**What you need to do:** Please copy all of the records exactly, leaving nothing out.

**Excerpted records:**

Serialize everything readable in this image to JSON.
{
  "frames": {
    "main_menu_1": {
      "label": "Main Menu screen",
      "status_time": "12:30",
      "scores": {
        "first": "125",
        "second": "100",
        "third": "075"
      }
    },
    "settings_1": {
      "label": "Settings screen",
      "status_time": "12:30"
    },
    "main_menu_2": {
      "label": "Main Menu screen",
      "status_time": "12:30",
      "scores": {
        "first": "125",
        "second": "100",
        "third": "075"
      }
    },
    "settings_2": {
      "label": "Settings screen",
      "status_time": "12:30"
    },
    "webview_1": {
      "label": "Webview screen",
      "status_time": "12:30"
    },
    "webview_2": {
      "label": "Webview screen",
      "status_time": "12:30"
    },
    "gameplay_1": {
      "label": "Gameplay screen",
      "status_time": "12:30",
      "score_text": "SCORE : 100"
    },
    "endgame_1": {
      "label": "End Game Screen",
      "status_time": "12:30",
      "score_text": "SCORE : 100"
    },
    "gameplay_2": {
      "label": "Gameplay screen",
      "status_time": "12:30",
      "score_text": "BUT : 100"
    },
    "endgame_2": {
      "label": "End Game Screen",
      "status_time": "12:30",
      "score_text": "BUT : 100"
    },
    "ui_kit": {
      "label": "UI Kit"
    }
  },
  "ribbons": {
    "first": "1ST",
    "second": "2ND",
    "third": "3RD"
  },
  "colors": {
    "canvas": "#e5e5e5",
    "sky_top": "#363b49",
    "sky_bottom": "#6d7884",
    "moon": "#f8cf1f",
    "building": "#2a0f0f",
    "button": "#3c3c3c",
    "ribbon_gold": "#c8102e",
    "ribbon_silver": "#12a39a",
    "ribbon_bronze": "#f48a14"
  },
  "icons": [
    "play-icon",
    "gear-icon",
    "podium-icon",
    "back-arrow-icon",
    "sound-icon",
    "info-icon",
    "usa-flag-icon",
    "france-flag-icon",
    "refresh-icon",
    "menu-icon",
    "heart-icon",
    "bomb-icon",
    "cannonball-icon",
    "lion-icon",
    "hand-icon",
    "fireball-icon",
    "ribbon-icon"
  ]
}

**Solution for this exercise:**
Serialize everything readable in this image to JSON.
{
  "frames": {
    "main_menu_1": {
      "label": "Main Menu screen",
      "status_time": "12:30",
      "scores": {
        "first": "125",
        "second": "100",
        "third": "075"
      }
    },
    "settings_1": {
      "label": "Settings screen",
      "status_time": "12:30"
    },
    "main_menu_2": {
      "label": "Main Menu screen",
      "status_time": "12:30",
      "scores": {
        "first": "125",
        "second": "100",
        "third": "075"
      }
    },
    "settings_2": {
      "label": "Settings screen",
      "status_time": "12:30"
    },
    "webview_1": {
      "label": "Webview screen",
      "status_time": "12:30"
    },
    "webview_2": {
      "label": "Webview screen",
      "status_time": "12:30"
    },
    "gameplay_1": {
      "label": "Gameplay screen",
      "status_time": "12:30",
      "score_text": "SCORE : 100"
    },
    "endgame_1": {
      "label": "End Game Screen",
      "status_time": "12:30",
      "score_text": "SCORE : 100"
    },
    "gameplay_2": {
      "label": "Gameplay screen",
      "status_time": "12:30",
      "score_text": "BUT : 100"
    },
    "endgame_2": {
      "label": "End Game Screen",
      "status_time": "12:30",
      "score_text": "BUT : 100"
    },
    "ui_kit": {
      "label": "UI Kit"
    }
  },
  "ribbons": {
    "first": "1ST",
    "second": "2ND",
    "third": "3RD"
  },
  "colors": {
    "canvas": "#e5e5e5",
    "sky_top": "#363b49",
    "sky_bottom": "#6d7884",
    "moon": "#f8cf1f",
    "building": "#2a0f0f",
    "button": "#3c3c3c",
    "ribbon_gold": "#c8102e",
    "ribbon_silver": "#12a39a",
    "ribbon_bronze": "#f48a14"
  },
  "icons": [
    "play-icon",
    "gear-icon",
    "podium-icon",
    "back-arrow-icon",
    "sound-icon",
    "info-icon",
    "usa-flag-icon",
    "france-flag-icon",
    "refresh-icon",
    "menu-icon",
    "heart-icon",
    "bomb-icon",
    "cannonball-icon",
    "lion-icon",
    "hand-icon",
    "fireball-icon",
    "ribbon-icon"
  ]
}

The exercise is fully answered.